(Dataset rows describing interfaces)
=== Section Start ===

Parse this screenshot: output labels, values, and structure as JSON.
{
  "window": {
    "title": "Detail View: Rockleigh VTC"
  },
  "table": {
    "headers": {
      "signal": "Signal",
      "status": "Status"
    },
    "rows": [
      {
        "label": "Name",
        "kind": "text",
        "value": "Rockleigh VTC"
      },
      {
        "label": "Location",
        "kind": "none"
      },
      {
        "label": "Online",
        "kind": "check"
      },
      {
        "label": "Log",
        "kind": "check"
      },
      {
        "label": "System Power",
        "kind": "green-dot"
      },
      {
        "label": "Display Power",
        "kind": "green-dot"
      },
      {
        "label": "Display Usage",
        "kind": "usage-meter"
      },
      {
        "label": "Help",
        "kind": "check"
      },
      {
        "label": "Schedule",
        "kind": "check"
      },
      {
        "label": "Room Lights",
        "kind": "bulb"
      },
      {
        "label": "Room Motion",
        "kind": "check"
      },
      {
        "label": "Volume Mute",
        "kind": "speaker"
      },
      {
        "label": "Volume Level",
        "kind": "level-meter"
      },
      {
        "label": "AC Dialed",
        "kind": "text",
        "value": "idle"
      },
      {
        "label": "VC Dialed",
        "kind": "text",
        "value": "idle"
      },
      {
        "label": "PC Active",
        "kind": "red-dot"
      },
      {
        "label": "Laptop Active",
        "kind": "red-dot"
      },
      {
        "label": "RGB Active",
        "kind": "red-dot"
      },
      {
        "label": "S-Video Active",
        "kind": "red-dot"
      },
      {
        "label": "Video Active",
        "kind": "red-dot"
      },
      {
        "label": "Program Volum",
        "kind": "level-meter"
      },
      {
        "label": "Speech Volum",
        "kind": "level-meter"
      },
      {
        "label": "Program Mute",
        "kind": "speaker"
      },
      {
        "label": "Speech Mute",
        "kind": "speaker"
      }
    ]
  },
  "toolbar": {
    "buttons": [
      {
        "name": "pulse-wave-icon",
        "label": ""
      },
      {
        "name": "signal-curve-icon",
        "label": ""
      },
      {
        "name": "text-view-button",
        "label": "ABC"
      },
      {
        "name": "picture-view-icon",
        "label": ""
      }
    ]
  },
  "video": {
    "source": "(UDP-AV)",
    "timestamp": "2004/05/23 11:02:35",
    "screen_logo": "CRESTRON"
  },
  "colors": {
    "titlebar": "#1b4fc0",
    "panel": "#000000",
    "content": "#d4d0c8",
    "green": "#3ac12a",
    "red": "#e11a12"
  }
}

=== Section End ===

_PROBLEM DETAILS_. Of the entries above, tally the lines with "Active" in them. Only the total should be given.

_ANSWER SPACE_. 5